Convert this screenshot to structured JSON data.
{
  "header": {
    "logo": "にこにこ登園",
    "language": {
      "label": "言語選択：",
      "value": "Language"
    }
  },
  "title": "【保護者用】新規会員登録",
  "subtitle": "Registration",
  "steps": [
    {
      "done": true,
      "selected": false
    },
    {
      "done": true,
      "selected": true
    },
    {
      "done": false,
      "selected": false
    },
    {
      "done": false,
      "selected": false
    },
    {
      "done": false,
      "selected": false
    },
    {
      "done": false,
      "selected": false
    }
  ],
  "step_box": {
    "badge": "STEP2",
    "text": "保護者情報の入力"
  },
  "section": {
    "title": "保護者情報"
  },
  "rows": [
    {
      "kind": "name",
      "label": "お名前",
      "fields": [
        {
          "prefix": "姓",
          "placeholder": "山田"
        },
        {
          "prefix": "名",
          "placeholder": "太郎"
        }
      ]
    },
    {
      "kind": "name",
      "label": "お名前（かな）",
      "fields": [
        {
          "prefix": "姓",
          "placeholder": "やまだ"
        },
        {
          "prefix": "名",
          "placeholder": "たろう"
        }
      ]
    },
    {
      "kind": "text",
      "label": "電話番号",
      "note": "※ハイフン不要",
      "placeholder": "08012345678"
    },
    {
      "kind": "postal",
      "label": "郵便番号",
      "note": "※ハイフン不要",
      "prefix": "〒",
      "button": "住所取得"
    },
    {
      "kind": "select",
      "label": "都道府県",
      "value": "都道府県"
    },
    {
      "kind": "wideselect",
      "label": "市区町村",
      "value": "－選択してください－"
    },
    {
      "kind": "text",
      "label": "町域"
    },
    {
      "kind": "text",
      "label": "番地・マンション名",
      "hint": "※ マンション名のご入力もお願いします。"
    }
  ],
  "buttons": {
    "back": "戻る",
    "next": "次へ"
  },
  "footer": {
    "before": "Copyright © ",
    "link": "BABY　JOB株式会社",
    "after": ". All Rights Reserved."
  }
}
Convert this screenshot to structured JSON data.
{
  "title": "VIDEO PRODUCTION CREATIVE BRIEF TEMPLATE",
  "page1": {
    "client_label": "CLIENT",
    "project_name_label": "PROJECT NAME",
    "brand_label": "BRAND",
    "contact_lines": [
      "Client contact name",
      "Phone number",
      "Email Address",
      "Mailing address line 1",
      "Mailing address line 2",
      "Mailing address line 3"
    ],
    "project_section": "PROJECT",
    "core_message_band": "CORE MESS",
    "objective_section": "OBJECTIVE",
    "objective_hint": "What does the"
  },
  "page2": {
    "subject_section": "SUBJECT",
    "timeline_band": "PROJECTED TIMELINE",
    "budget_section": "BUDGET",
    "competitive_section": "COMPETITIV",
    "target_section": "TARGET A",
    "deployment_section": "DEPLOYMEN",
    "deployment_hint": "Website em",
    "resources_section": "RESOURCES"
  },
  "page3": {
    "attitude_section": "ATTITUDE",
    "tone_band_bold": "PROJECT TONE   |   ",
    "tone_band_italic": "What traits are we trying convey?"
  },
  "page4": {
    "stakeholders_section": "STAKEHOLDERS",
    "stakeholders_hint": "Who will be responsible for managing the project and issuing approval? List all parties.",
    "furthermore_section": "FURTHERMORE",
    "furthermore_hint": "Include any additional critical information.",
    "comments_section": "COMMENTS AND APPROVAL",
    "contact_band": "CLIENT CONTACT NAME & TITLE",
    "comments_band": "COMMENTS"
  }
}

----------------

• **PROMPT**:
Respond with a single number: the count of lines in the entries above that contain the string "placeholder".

• **ANSWER FOR THIS EXERCISE**:
5